Figure 4.3 Table Showing Data Used to Determine the Success of an Affiliate Campaign
What data would need to be collected? Does this differ for different types of affiliate marketing? Think of e-mail marketing versus PPC (pay per click), for example.
Affiliates will use this information to determine the success of their marketing efforts. Remember that affiliates invest money into marketing various merchants, and they only get rewarded on commission. An affiliate will use the above information to determine whether or not to promote a merchant and how much they should invest in promoting a particular merchant.
Merchants can use the information on their campaign to determine how best to optimize. For example, if a particular type of banner seems to do better than others, they could use that to improve other banners that they offer.
How Long Does a Cookie Last?
If you follow the steps mentioned above to see what cookies have been set on your browser, you’ll notice that there are a lot of different expiration periods for cookies. Cookies are not just used for affiliate marketing. They are also used to store information so that a Web site “remembers” who you are next time you visit it. The domain owner gets to determine the length of time a cookie should last. This is called the cookie periodThe length of time a cookie should last, often set by the merchant..
When it comes to affiliate marketing, it is up to the merchant to decide what the cookie period should be. The affiliate is only awarded commission should the desired action take place within the cookie period. Some merchants make the cookie last for the sessionThe session of activity that a user with a unique cookie spends on a Web site during a specified period of time only (i.e., if the user only makes purchases the following day, no commission is rewarded), whereas the standard cookie period for affiliate marketing is thirty to sixty days. Some merchants offer 999-day cookies, or even lifetime cookies.
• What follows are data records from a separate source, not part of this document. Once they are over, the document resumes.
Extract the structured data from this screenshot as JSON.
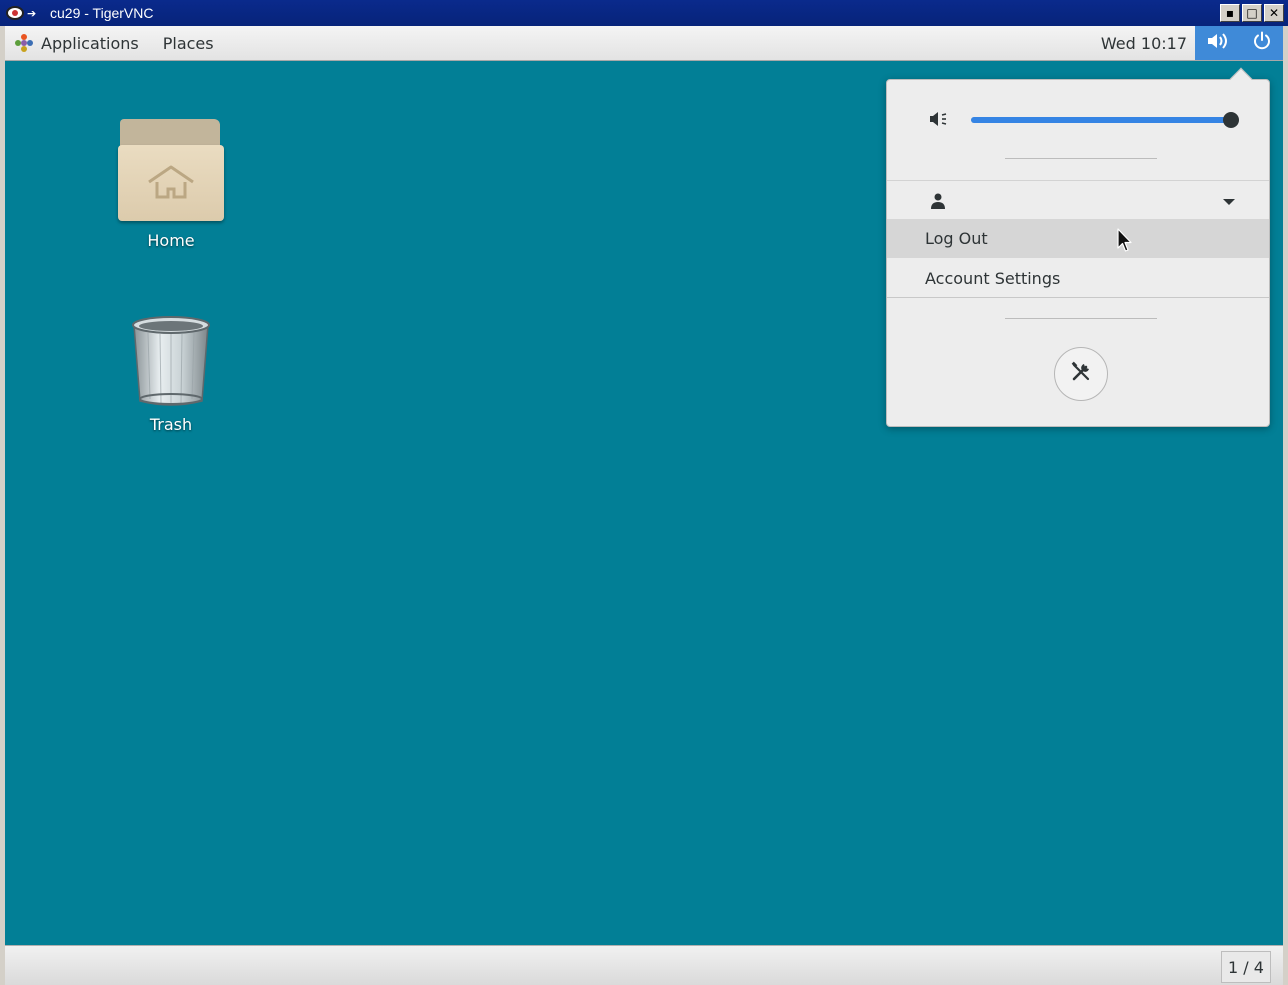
{
  "vnc_window": {
    "title": "cu29 - TigerVNC",
    "buttons": [
      "minimize",
      "maximize",
      "close"
    ]
  },
  "top_bar": {
    "applications_label": "Applications",
    "places_label": "Places",
    "clock": "Wed 10:17",
    "tray_icons": [
      "volume-icon",
      "power-icon"
    ],
    "tray_color": "#3f8ad8"
  },
  "desktop": {
    "background_color": "#027f96",
    "icons": [
      {
        "label": "Home",
        "icon": "home-folder-icon"
      },
      {
        "label": "Trash",
        "icon": "trash-icon"
      }
    ]
  },
  "status_menu": {
    "volume_level": 1.0,
    "volume_icon": "speaker-icon",
    "user_icon": "user-icon",
    "items": [
      {
        "label": "Log Out",
        "hovered": true
      },
      {
        "label": "Account Settings",
        "hovered": false
      }
    ],
    "settings_icon": "settings-tools-icon",
    "accent_color": "#3584e4"
  },
  "bottom_bar": {
    "workspace_indicator": "1 / 4"
  }
}
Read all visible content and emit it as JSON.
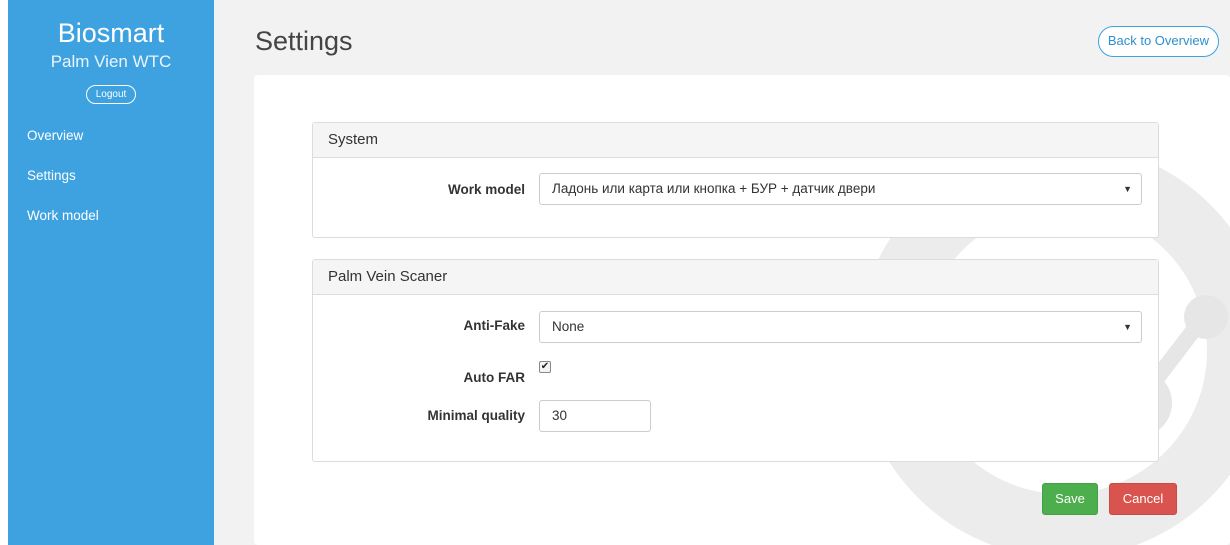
{
  "sidebar": {
    "brand_title": "Biosmart",
    "brand_subtitle": "Palm Vien WTC",
    "logout_label": "Logout",
    "nav": [
      {
        "label": "Overview"
      },
      {
        "label": "Settings"
      },
      {
        "label": "Work model"
      }
    ]
  },
  "header": {
    "title": "Settings",
    "back_label": "Back to Overview"
  },
  "system_panel": {
    "title": "System",
    "work_model_label": "Work model",
    "work_model_value": "Ладонь или карта или кнопка + БУР + датчик двери"
  },
  "scanner_panel": {
    "title": "Palm Vein Scaner",
    "anti_fake_label": "Anti-Fake",
    "anti_fake_value": "None",
    "auto_far_label": "Auto FAR",
    "auto_far_checked": true,
    "min_quality_label": "Minimal quality",
    "min_quality_value": "30"
  },
  "actions": {
    "save_label": "Save",
    "cancel_label": "Cancel"
  },
  "icons": {
    "select_caret": "caret-down-icon",
    "checkbox_mark": "checkmark-icon",
    "watermark": "biosmart-logo-watermark"
  },
  "colors": {
    "sidebar": "#3ea2e1",
    "save": "#4cae4c",
    "cancel": "#d9534f",
    "background": "#f2f2f2"
  }
}
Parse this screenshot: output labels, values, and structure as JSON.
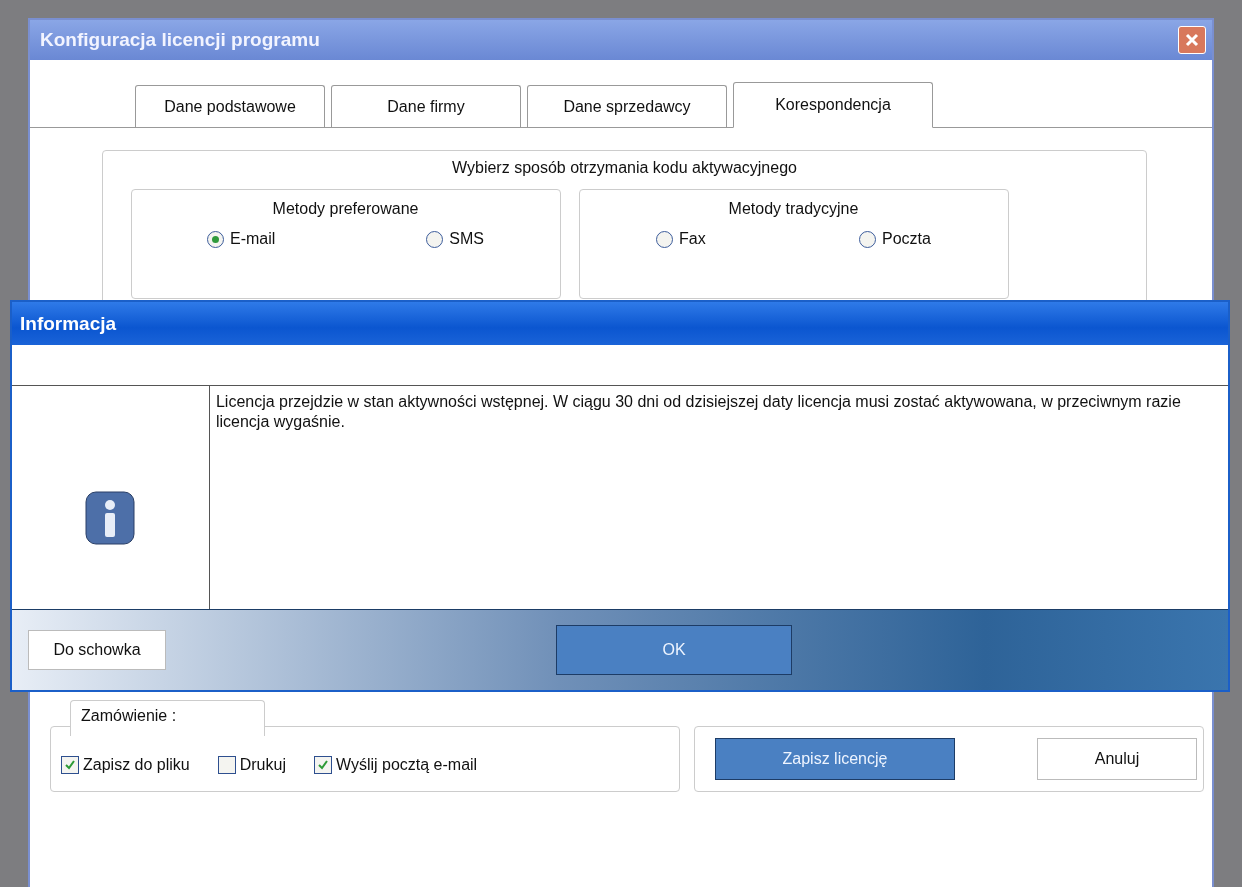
{
  "window": {
    "title": "Konfiguracja licencji programu"
  },
  "tabs": [
    {
      "label": "Dane podstawowe",
      "selected": false
    },
    {
      "label": "Dane firmy",
      "selected": false
    },
    {
      "label": "Dane sprzedawcy",
      "selected": false
    },
    {
      "label": "Korespondencja",
      "selected": true
    }
  ],
  "activation": {
    "title": "Wybierz sposób otrzymania kodu aktywacyjnego",
    "groups": [
      {
        "title": "Metody preferowane",
        "options": [
          {
            "label": "E-mail",
            "selected": true
          },
          {
            "label": "SMS",
            "selected": false
          }
        ]
      },
      {
        "title": "Metody tradycyjne",
        "options": [
          {
            "label": "Fax",
            "selected": false
          },
          {
            "label": "Poczta",
            "selected": false
          }
        ]
      }
    ]
  },
  "order": {
    "title": "Zamówienie :",
    "checkboxes": [
      {
        "label": "Zapisz do pliku",
        "checked": true
      },
      {
        "label": "Drukuj",
        "checked": false
      },
      {
        "label": "Wyślij pocztą e-mail",
        "checked": true
      }
    ]
  },
  "buttons": [
    {
      "label": "Zapisz licencję",
      "kind": "primary"
    },
    {
      "label": "Anuluj",
      "kind": "normal"
    }
  ],
  "dialog": {
    "title": "Informacja",
    "message": "Licencja przejdzie w stan aktywności wstępnej. W ciągu 30 dni od dzisiejszej daty licencja musi zostać aktywowana, w przeciwnym razie licencja wygaśnie.",
    "buttons": [
      {
        "label": "Do schowka",
        "kind": "normal"
      },
      {
        "label": "OK",
        "kind": "primary"
      }
    ]
  }
}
There are merchants who offer what is called an affiliate lock-inThe first affiliate to refer the customer earns commission on the lifetime of the customer. Every purchase that the customer makes will earn the affiliate commission.. Here, the first affiliate to refer the customer earns commission for as long as the customer remains a customer; every purchase that the customer makes will earn the affiliate commission.
Do you think there is an advantage to a 999-day cookie? What is the difference between a 999-day cookie and a lock-in?
Affiliates tend to prefer a longer cookie period it increases the likelihood of being awarded commission.
- The most essential element to affiliate marketing is tracking. Tracking software places a cookie on a user’s browser when that user clicks on an affiliate link. The cookie period is determined by the merchant. If the user performs the desired action within the cookie period, the affiliate is awarded commission.
- Information collected during tracking includes impressions, clicks, and conversions.
- The original URL (uniform resource locator) should be easily identifiable in the URL used for affiliate tracking.
- Specialized software is used to manage the campaigns.
- Describe the role cookies play in affiliate marketing. Why are they important? Could affiliate marketing work if cookies didn’t exist? What impact would it have on affiliate marketing?
- Do you think there is an advantage to a 999-day cookie? Think of a situation in which you might use one.
- What is the difference between a lifetime cookie and a lock-in cookie? How do you think lock-in cookies affect the commission levels offered by merchants?
- Compare tracking in affiliate marketing to that of e-mail and online advertising. What are the similarities? The differences?